Records for the task section start

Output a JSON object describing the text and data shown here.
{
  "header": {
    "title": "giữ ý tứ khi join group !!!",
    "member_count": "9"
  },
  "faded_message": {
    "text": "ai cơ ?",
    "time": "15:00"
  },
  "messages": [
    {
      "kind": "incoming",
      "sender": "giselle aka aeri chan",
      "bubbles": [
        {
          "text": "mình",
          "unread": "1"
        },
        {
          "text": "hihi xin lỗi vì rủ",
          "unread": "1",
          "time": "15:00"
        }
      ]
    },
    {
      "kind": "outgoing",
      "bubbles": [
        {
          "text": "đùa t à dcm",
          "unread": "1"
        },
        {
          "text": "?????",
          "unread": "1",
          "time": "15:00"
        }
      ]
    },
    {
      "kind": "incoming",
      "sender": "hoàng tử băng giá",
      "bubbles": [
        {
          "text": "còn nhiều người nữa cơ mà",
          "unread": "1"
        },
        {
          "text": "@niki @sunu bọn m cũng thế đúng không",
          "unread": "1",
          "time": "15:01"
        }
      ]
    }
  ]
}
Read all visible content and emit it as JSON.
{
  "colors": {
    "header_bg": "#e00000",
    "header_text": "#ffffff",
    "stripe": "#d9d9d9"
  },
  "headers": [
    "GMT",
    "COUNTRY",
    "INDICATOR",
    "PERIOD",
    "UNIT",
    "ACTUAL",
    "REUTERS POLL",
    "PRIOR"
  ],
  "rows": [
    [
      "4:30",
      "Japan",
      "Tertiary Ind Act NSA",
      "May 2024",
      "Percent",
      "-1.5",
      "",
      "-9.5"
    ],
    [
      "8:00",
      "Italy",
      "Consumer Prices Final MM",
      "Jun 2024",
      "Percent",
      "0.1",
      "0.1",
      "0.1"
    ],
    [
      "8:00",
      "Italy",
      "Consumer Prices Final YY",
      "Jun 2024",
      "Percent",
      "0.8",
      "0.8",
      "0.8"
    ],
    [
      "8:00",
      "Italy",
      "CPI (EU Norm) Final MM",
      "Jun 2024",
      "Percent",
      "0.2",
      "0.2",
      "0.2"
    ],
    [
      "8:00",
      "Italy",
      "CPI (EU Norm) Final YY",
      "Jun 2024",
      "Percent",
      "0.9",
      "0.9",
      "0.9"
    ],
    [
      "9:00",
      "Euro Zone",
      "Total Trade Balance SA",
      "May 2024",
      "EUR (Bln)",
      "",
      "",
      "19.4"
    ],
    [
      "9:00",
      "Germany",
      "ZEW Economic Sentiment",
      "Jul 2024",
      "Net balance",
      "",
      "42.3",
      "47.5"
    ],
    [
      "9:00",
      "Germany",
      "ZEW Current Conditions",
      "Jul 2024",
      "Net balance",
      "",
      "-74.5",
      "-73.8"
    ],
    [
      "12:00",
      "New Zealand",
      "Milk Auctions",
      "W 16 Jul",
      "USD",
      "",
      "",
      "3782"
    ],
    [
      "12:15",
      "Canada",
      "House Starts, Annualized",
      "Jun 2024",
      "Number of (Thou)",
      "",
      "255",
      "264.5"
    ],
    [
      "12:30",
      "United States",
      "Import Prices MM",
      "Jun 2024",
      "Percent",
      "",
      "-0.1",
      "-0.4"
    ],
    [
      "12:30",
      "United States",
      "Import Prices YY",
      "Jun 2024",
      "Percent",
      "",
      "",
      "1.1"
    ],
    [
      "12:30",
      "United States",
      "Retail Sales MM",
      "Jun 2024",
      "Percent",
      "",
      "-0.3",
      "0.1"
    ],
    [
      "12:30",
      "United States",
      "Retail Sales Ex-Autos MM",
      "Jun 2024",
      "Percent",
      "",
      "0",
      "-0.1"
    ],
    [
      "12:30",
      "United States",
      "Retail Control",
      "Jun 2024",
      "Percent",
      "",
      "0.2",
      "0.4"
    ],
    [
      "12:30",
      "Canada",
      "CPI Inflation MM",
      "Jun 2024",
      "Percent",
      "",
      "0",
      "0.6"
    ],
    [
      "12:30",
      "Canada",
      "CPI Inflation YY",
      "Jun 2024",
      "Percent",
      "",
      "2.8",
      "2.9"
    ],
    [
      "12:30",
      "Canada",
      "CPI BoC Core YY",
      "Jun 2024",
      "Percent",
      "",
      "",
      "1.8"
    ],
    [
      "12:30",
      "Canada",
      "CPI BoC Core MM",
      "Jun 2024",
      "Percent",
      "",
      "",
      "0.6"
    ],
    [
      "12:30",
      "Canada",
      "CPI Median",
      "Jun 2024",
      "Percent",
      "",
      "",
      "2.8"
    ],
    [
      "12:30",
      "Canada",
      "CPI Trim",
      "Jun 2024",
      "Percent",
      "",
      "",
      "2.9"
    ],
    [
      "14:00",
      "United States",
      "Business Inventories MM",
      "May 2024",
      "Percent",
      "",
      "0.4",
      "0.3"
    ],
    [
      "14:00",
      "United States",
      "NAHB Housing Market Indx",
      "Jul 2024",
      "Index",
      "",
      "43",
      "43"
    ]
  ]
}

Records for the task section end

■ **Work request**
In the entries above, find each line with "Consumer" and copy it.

■ **Completed exercise**
      "Consumer Prices Final MM",
      "Consumer Prices Final YY",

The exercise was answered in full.